Can an airliner really become carbon-neutral? Delta thinks so, and it’s ponying up big dollars to make it happen.
The Atlanta-based airline has announced a $1 billion investment in an effort to limit air travel’s environmental impact, according to Reuters. This investment, to be parsed out over the next decade starting this March, is part of the company’s plan to become carbon-neutral, a project which would make it the first airline to ever do so.
It is estimated that global aviation accounts for roughly 2 percent of total carbon emissions, but that figure may well rise as air travel is expected to increase in the coming years.
“There’s no challenge we face that is in greater need of innovation than environmental sustainability, and we know there is no single solution,” said Ed Bastian, Delta’s chief executive, in a statement.

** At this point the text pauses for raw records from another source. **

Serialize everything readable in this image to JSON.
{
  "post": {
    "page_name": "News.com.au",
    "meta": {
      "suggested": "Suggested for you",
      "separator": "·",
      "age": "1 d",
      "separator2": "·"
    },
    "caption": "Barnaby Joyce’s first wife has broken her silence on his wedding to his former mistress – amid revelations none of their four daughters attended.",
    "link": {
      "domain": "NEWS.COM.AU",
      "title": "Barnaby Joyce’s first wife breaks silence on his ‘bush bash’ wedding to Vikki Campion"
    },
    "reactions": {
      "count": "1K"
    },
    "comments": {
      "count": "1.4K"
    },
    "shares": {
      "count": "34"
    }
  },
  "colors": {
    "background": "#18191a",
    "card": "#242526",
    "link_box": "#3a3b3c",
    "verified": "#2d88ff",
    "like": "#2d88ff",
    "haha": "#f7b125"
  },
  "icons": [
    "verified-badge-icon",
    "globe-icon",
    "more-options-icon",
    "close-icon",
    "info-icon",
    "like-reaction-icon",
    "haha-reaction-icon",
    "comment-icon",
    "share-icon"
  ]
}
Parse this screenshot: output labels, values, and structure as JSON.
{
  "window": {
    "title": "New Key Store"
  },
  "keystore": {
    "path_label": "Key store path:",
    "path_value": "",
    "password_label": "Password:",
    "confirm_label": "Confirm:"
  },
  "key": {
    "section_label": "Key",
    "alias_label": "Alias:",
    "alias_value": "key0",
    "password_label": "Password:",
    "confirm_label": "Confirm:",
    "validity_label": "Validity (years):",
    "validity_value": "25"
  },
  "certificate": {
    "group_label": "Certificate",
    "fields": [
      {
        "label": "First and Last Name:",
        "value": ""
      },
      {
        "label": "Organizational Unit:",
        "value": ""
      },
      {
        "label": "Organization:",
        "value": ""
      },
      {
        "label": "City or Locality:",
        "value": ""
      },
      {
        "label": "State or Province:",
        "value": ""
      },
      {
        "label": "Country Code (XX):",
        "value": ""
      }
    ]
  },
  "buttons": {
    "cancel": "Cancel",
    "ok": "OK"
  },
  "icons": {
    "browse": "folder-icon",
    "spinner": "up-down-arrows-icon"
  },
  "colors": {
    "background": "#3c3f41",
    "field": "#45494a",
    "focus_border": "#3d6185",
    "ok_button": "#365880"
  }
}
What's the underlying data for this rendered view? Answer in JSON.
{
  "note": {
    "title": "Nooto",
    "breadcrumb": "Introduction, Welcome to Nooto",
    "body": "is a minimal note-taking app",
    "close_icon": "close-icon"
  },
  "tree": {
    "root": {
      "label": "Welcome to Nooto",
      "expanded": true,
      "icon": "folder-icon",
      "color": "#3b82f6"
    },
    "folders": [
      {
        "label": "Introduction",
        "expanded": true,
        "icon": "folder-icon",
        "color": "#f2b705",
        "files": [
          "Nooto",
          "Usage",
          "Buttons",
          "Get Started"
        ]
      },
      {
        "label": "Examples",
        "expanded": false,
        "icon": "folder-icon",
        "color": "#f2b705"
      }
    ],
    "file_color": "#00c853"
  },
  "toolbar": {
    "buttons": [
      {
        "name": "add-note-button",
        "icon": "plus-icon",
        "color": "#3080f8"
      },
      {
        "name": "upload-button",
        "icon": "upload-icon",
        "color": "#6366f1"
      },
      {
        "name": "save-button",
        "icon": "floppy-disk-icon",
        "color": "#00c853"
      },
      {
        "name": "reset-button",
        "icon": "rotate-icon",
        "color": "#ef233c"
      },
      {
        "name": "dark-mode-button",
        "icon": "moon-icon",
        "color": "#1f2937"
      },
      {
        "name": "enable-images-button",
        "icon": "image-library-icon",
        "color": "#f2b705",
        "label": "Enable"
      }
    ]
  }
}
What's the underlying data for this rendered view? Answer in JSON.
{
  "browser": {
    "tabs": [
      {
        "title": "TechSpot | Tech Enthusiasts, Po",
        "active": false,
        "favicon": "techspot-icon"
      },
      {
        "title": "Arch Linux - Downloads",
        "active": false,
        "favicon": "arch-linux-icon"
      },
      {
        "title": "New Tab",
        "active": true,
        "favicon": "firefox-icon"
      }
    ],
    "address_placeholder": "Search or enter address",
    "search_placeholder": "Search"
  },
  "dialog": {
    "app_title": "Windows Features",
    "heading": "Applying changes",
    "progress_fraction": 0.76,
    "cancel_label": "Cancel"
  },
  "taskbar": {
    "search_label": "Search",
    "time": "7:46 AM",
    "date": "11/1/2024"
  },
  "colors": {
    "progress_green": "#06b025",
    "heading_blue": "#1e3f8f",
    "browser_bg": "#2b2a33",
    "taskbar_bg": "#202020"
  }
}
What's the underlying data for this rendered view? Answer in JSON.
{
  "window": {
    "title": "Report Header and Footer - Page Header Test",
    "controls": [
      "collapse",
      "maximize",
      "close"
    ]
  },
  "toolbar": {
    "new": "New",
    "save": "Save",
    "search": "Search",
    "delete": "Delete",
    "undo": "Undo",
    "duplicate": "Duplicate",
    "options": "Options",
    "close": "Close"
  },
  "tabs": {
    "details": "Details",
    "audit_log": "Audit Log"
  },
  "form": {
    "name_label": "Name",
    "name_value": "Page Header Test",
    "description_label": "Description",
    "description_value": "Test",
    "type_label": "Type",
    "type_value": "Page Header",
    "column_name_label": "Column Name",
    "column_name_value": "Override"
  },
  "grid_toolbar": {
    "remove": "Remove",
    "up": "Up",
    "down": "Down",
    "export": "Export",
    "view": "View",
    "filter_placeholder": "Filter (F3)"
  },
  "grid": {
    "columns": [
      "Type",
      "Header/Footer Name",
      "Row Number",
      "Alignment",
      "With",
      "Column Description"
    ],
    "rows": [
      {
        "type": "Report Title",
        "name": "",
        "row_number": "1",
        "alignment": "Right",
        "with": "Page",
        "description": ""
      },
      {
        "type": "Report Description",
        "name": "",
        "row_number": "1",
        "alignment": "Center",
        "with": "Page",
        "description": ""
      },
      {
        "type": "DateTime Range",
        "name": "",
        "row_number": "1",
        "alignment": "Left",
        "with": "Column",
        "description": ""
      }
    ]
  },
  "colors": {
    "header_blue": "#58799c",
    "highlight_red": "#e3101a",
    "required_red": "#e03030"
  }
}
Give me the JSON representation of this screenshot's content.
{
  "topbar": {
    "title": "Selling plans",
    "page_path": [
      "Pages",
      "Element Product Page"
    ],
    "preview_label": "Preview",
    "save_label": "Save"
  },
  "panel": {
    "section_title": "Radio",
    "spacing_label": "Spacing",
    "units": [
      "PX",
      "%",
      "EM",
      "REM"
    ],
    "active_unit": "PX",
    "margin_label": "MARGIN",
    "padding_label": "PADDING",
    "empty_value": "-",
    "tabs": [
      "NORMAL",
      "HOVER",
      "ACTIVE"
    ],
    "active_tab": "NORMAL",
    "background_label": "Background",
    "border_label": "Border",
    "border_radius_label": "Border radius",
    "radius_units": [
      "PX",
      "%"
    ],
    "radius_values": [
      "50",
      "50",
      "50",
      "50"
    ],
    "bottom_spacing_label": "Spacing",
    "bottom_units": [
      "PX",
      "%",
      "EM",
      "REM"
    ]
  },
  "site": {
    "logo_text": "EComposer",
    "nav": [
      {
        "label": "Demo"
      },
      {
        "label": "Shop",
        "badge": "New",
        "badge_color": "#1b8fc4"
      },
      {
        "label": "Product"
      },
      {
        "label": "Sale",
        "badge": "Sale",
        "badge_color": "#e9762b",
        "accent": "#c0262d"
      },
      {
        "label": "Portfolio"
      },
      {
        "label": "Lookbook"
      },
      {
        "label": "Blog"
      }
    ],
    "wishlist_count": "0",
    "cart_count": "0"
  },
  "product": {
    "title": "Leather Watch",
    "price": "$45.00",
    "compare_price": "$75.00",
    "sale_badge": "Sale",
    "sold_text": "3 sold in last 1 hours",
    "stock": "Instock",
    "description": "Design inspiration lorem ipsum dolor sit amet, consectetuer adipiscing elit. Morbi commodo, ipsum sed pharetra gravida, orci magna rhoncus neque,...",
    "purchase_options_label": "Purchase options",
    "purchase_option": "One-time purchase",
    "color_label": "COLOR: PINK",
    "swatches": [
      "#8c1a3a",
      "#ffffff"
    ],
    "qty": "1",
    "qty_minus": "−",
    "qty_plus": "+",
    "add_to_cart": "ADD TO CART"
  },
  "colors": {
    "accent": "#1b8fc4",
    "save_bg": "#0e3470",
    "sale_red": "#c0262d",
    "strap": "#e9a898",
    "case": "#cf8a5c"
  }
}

The move comes amid increasing concern among consumers about the global impact of burning jet fuel for travel, as well as the in-flight use of single-use plastics. In an interview with CNBC, Bastian admitted that the company will likely always use jet fuel in its aircraft, but the executive said the airliner is making its best efforts to negate the effects.
As for the $1 billion, it’s not yet clear how the the monies will be allocated. According to airline, some of the money from the investment will be earmarked to fund research and clean technologies. But Delta has offered no concrete details about how the investment will be distributed.
The airline industry is in something of a bind when it comes to going green. Biofuels take years to develop and remain in short supply. And, for now, no new jet engine technology has emerged that offers significantly more fuel-efficiency than what’s currently in use. Delta has taken steps to become more environmentally friendly in the past, like committing to capping greenhouse gas emissions at 2012 levels, but the new investment represents a decidedly more ambitious effort.
Of course, the real-world impact of the initiative remains to be seen. As Bastian noted in his CNBC interview, purchasing carbon offsets (part of the current strategy) is not enough, as there are not enough to go around. “We need to be investing in projects that make a difference,” he said.